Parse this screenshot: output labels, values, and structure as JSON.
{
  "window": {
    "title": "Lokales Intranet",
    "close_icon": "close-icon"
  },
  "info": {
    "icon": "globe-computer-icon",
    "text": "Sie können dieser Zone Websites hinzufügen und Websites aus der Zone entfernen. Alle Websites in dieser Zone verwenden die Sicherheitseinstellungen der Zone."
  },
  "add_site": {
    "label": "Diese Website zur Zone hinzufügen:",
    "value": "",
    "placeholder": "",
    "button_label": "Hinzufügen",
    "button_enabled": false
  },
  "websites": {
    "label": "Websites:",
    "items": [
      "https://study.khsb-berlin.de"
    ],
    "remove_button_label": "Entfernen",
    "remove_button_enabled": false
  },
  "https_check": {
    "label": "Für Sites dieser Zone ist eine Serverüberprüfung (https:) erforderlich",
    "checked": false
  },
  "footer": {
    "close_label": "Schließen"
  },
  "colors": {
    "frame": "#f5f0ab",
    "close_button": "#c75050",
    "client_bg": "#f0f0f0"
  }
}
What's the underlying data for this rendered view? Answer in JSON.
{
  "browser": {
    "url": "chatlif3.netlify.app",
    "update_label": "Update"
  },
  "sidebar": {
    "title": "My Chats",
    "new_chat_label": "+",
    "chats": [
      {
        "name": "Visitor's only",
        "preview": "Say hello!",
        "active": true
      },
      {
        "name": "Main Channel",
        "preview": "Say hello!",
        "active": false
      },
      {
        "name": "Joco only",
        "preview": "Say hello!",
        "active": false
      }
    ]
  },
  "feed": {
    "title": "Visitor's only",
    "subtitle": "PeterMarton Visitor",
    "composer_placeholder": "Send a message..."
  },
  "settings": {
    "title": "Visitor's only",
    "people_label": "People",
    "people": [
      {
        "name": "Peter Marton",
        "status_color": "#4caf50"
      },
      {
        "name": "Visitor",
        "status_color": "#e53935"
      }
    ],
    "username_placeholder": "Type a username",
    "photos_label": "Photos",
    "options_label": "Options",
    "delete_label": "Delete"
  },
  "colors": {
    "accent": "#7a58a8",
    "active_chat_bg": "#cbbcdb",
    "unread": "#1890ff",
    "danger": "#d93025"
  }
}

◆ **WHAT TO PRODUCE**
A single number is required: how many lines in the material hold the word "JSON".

◆ **FINISHED TASK**
2